The following post is written by my brother from another mother; my best friend, Joey Dodson. This dude totally rocks and has a really moving testimony. Check it out. It was 1970-something when, to her horror, a young girl in northern Louisiana learned that she was pregnant. Around nine months later, a couple of weeks before Easter, she gave birth to a son and gave him up for adoption. It wasn’t until years later, when my uncle told me I was a “little bastard,” that I realized there was a stigma to my situation. Even so, on the whole, I’d say I didn’t struggle much with
my “illegitimate” brand. To be sure, I owe a lot of that to the amount of love my (adopted) parents poured out on me. They never made me feel like an object of pity or a victim of chance. But with that said, I do suspect that some of the insecurity I have even as a full-grown man stems from my ignoble beginnings.
On the other hand, I imagine my unplanned conception helps me appreciate biblical passages about adoption more so than many believers. As you may know, there are many passages in the Bible that address God adopting us as His children. My favorite one is found in Romans 9. There, under the inspiration of the Holy Spirit, Paul reworks some of Hosea’s most famous lines. If you’ll recall, in Hosea 1-2 the Lord tells the prophet to name his wife’s first child “Pitiless” (Lo-ruhamah) so she could be a living-breathing-sermon-illustration of how God was refusing to show mercy to Israel. What’s worse, Hosea is to call the harlot’s second kid “Bastard” (Lo-ammi) as an object lesson to say that the Israelites are not God’s children. Later on, however, due to the Lord’s ẖesed, his covenant loving-kindness, he promises to show pity to Pitiless and to call Bastard His son.
Fully aware of this original context, in Romans 9, Paul grabs these words that originally addressed Israel and Judah, and he applies them to the church.
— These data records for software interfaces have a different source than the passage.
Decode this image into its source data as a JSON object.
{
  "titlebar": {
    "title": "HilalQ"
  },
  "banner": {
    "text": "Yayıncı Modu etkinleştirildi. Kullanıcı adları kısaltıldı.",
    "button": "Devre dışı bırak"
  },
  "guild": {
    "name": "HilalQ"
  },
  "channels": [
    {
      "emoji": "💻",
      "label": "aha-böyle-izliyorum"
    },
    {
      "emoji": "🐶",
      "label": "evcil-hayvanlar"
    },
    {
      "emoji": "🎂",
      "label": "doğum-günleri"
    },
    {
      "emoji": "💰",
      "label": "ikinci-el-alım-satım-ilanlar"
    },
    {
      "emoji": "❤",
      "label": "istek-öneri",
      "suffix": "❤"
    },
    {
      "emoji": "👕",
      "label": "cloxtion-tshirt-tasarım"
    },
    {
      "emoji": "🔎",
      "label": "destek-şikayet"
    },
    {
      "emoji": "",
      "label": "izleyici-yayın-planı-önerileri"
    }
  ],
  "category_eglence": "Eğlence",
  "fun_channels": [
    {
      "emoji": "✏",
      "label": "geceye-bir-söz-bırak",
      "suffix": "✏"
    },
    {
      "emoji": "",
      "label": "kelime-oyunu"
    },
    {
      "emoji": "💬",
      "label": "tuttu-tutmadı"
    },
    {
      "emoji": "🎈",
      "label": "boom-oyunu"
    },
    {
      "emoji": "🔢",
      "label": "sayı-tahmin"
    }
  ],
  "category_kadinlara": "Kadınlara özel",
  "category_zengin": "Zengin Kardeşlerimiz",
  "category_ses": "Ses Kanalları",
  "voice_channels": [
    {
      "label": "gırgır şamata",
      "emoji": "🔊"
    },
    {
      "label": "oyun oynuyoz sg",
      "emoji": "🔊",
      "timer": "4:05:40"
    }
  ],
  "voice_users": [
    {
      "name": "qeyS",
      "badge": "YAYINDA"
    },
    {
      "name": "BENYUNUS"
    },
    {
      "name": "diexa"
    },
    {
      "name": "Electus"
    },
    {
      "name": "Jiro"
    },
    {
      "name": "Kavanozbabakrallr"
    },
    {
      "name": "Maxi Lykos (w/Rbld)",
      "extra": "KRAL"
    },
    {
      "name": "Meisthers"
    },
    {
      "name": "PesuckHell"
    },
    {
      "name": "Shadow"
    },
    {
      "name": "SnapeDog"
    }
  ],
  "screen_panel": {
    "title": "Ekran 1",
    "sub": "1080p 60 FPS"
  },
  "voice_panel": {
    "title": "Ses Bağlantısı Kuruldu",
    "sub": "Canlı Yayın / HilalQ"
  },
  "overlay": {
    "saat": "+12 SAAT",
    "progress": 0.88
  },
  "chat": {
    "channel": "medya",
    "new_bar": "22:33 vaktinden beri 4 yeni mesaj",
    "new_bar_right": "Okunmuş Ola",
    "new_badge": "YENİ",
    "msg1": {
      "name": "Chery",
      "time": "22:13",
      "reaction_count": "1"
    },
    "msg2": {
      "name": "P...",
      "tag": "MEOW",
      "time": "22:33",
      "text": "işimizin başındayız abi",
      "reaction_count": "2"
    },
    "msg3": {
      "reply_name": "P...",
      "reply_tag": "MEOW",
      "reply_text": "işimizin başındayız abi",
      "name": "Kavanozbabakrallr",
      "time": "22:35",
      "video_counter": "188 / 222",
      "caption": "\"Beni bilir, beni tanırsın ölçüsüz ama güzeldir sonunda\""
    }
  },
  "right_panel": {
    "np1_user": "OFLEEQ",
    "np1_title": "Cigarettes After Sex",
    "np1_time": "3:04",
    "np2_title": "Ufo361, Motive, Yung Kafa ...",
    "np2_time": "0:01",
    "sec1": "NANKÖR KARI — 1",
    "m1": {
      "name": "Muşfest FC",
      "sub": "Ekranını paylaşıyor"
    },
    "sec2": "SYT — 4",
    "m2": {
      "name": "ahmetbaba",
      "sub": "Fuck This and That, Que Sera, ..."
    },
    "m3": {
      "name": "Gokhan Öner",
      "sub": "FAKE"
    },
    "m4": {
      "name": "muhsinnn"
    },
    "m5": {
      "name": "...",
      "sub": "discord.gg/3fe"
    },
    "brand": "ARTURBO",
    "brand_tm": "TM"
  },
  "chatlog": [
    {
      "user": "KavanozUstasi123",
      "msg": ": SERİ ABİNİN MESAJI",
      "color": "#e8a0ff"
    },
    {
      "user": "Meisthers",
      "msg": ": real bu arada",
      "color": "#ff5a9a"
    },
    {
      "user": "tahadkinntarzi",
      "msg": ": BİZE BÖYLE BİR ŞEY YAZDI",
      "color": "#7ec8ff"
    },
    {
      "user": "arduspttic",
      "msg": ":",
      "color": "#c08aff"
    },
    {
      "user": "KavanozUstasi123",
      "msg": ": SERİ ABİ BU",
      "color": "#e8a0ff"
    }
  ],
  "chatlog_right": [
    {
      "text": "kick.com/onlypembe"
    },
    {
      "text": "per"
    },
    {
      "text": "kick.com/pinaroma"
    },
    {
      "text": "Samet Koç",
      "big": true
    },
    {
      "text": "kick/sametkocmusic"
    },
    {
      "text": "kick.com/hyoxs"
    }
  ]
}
According to the apostle, God also called his children from the Gentiles so as to fulfill what the Lord says in Hosea:
“I will call them ‘my people’ who are not my people; and I will call her ‘my loved one’ who is not my loved one (Rom. 9:25).
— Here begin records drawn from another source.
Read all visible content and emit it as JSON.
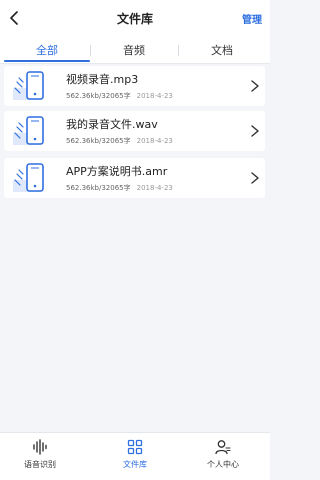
{
  "header": {
    "title": "文件库",
    "manage_label": "管理",
    "back_icon": "chevron-left-icon"
  },
  "tabs": [
    {
      "label": "全部",
      "active": true
    },
    {
      "label": "音频",
      "active": false
    },
    {
      "label": "文档",
      "active": false
    }
  ],
  "files": [
    {
      "name": "视频录音.mp3",
      "size": "562.36kb/32065字",
      "date": "2018-4-23",
      "icon": "audio-file-icon"
    },
    {
      "name": "我的录音文件.wav",
      "size": "562.36kb/32065字",
      "date": "2018-4-23",
      "icon": "audio-file-icon"
    },
    {
      "name": "APP方案说明书.amr",
      "size": "562.36kb/32065字",
      "date": "2018-4-23",
      "icon": "audio-file-icon"
    }
  ],
  "bottom_nav": [
    {
      "label": "语音识别",
      "icon": "waveform-icon",
      "active": false
    },
    {
      "label": "文件库",
      "icon": "grid-icon",
      "active": true
    },
    {
      "label": "个人中心",
      "icon": "user-icon",
      "active": false
    }
  ],
  "colors": {
    "accent": "#2f6fe0",
    "background": "#f3f5f8",
    "card": "#ffffff"
  }
}
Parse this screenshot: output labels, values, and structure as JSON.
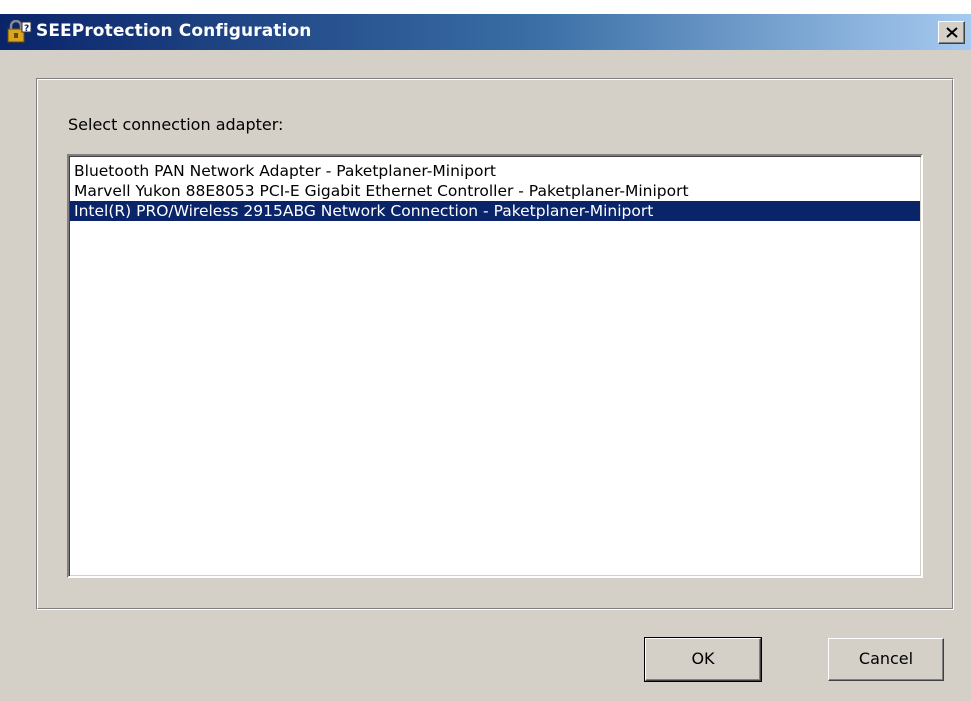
{
  "window": {
    "title": "SEEProtection Configuration",
    "icon": "lock-config-icon"
  },
  "titlebar": {
    "close_glyph": "×"
  },
  "dialog": {
    "prompt_label": "Select connection adapter:",
    "adapters": [
      {
        "label": "Bluetooth PAN Network Adapter - Paketplaner-Miniport",
        "selected": false
      },
      {
        "label": "Marvell Yukon 88E8053 PCI-E Gigabit Ethernet Controller - Paketplaner-Miniport",
        "selected": false
      },
      {
        "label": "Intel(R) PRO/Wireless 2915ABG Network Connection - Paketplaner-Miniport",
        "selected": true
      }
    ],
    "selected_index": 2
  },
  "buttons": {
    "ok_label": "OK",
    "cancel_label": "Cancel"
  },
  "colors": {
    "selection": "#0a246a",
    "dialog_face": "#d4d0c8",
    "title_start": "#0a246a",
    "title_end": "#a6caf0"
  }
}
In addition to reapplying the passage to refer to the church, Paul also replaces the word best translated as “pity” with one best translated as “love.” That is to say, in Christ, God has not only pitied the Gentiles as illegitimate children and not only showed mercy to those whom the Jews considered bastards, but he also called them his beloved! On Easter morning, at the resurrection of his Son, he made a way for those who weren’t his children to be called his kids. Once and for all, he took away their stigma and wiped away their shame.
Around the time of Paul, a philosopher named Epictetus talked about how the children of Caesar walked around with so much conspicuous swagger. How much more so, Epictetus reasoned, should those who know God as “our Maker and Father and Guardian,” live secure, above all contempt and beyond all fear, without any hint of grief or tinge of terror. Likewise, even though I cannot boast in a royal birth, because of his grace, I am an heir of God. By his name he calls me his son and claims you as his child.
This Easter season let us remember that he is not only a God who raises the dead but also the Father who legitimates the illegitimate.